◆ **SOURCE RECORDS**:
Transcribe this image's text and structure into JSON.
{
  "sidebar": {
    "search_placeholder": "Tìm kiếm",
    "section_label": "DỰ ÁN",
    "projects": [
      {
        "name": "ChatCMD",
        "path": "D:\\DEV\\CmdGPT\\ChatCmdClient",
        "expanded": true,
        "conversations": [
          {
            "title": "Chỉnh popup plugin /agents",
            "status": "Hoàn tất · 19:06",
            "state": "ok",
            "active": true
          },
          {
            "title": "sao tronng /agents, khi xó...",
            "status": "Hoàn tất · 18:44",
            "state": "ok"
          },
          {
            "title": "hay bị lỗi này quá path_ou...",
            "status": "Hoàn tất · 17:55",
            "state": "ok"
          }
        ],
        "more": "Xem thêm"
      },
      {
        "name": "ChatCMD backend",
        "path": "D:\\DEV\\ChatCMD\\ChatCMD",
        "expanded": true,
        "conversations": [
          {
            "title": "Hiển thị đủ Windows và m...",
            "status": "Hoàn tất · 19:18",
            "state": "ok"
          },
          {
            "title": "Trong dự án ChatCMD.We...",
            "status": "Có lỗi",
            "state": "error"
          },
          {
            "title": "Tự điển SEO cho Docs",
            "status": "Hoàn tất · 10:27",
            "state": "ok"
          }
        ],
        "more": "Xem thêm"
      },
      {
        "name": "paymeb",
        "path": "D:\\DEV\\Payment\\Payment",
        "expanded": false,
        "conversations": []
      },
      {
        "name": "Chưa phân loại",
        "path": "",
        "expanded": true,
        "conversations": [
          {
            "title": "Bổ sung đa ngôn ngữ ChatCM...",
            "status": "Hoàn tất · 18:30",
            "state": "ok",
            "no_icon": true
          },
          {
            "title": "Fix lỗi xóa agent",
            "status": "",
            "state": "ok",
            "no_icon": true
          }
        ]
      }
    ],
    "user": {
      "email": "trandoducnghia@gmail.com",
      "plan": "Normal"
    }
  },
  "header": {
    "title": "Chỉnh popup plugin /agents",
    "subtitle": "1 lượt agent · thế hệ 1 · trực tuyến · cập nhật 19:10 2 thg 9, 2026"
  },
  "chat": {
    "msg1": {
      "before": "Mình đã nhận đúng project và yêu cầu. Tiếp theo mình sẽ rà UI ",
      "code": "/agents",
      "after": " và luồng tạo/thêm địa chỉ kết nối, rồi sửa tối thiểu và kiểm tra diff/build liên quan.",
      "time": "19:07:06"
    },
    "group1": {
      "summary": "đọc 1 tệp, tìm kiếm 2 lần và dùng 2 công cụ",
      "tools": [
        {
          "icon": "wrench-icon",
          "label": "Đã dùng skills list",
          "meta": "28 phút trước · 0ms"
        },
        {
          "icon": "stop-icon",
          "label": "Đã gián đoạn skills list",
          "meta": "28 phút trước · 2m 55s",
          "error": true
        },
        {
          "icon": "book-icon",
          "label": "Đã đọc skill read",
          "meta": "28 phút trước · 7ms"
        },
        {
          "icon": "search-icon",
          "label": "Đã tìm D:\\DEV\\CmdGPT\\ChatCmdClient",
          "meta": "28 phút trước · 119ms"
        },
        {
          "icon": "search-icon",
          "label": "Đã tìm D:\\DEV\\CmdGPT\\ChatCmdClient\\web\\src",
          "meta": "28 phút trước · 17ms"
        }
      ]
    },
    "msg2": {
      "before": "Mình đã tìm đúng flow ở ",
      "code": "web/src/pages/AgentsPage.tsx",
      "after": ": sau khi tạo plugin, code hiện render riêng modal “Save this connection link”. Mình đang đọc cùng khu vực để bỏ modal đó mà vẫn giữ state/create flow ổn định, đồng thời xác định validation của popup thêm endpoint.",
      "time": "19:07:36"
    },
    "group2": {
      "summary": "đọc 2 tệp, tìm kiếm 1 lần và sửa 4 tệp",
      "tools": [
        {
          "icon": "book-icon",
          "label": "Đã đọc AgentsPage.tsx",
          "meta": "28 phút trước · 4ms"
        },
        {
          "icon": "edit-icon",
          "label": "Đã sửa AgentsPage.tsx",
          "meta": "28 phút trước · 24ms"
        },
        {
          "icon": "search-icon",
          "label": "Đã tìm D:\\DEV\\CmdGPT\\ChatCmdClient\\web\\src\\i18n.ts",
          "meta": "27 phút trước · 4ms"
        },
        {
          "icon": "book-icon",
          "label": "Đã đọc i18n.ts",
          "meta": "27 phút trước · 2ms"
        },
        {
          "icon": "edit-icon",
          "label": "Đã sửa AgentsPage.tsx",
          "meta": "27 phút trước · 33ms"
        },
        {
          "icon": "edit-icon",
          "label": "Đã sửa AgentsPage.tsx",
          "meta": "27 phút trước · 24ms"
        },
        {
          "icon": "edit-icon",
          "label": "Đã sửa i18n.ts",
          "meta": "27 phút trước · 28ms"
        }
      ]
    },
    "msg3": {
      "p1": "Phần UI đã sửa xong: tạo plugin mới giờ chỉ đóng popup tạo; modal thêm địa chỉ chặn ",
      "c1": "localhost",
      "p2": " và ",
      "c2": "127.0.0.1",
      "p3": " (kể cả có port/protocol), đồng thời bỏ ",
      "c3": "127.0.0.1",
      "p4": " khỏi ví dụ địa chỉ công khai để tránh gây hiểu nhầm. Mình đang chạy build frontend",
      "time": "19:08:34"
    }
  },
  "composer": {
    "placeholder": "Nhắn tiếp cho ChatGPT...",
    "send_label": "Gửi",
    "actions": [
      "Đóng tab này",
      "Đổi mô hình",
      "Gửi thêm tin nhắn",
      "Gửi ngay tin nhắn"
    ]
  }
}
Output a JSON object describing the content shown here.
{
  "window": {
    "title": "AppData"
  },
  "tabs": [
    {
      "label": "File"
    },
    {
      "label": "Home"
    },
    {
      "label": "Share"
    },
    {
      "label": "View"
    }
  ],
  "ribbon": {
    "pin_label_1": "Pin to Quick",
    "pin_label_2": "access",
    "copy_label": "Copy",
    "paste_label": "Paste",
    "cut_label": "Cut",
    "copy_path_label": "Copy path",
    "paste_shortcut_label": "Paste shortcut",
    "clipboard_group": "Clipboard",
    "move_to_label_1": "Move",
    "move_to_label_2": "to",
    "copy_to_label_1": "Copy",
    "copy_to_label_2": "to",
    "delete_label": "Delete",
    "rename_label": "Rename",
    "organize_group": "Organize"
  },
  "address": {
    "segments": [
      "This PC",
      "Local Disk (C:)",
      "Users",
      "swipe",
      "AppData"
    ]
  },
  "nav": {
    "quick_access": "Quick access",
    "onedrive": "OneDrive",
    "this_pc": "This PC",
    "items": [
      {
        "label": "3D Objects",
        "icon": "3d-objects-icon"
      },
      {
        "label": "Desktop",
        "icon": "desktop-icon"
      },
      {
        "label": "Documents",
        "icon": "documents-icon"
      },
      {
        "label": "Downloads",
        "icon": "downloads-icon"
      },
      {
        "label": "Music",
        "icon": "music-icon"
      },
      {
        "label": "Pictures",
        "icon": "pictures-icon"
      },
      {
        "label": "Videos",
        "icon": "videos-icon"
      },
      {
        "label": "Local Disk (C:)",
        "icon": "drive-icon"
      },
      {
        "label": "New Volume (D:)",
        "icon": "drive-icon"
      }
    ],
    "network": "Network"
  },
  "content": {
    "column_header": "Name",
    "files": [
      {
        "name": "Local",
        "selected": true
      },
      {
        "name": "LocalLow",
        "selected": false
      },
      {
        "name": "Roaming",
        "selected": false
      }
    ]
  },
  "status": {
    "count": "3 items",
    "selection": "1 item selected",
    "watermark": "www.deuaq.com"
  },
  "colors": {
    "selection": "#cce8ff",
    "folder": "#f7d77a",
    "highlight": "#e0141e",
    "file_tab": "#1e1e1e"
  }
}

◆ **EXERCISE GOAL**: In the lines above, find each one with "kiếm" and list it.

◆ **RESPONSE**:
    "search_placeholder": "Tìm kiếm",
      "summary": "đọc 1 tệp, tìm kiếm 2 lần và dùng 2 công cụ",
      "summary": "đọc 2 tệp, tìm kiếm 1 lần và sửa 4 tệp",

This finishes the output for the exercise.